compensable injury of May 10, 2000." These determinations in turn
support the Commission's conclusion that plaintiff is not entitled
to compensation under N.C. Gen. Stat. §§ 97-29 or 97-30 (2005)
after 12 September 2001, the date upon which the Form 24 was
 Ms. Perkins, however, contends alternatively that the
Commission erred by failing to specifically address whether she was
entitled to compensation under N.C. Gen. Stat. § 97-31. "It is
well established that the full Commission has the duty and
responsibility to decide all matters in controversy between the
parties, and, if necessary, the full Commission must resolve
matters in controversy even if those matters were not addressed by
the deputy commissioner." Payne v. Charlotte Heating & AirConditioning

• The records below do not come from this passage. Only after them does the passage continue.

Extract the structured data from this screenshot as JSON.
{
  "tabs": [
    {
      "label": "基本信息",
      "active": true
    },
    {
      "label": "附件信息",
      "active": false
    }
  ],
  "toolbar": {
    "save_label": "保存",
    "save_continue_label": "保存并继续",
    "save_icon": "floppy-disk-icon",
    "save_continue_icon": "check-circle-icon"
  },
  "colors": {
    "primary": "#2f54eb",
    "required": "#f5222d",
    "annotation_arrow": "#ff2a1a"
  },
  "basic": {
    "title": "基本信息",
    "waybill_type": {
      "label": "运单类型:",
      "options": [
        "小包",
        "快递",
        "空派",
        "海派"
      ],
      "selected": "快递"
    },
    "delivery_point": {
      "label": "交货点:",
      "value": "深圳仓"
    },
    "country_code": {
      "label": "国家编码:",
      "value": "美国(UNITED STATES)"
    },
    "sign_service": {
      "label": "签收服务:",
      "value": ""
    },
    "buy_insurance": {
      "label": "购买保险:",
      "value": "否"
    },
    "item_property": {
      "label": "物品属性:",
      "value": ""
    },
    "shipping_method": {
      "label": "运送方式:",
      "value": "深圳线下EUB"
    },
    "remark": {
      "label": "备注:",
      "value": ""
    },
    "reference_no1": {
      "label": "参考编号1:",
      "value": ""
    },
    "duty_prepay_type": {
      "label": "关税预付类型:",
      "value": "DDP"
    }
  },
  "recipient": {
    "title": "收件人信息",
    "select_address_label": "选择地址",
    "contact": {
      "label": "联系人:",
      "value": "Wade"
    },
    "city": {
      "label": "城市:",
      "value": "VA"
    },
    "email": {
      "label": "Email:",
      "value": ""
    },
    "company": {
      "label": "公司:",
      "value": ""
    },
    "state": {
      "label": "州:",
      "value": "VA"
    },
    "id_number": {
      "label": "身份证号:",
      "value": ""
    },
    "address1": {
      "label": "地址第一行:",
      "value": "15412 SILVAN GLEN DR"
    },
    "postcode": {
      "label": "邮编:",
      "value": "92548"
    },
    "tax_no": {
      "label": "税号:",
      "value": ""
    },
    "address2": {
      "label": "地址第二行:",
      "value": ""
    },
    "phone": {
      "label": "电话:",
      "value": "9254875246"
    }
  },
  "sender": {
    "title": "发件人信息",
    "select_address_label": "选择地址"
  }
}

, 172, N.C. App. 496, 501, 616 S.E.2d 356, 360 (2005)
(internal quotation marks omitted).
The Commission found that "Dr. Elkins concluded that plaintiff
was suffering from a probable lightning strike injury and right
upper extremity myofascial pain syndrome which he felt were related
to her compensable injury, and mild degenerative changes of the
neck and back which he did not feel were related." The Commission
did not, however, address Dr. Elkins' opinion that Ms. Perkins had
a 10% permanent partial disability rating to the right upper
extremity. Further, the Commission's opinion and award contains no
explanation why it did not believe Ms. Perkins to be entitled to
compensation for permanent partial disability benefits based on
that rating. Nor do defendants address this issue on appeal.
Accordingly, we remand to the Commission for a determination
whether Ms. Perkins is entitled to compensation under N.C. Gen.
Stat. § 97-31.
Affirmed in part and remanded in part.
Judges HUNTER and McCULLOUGH concur.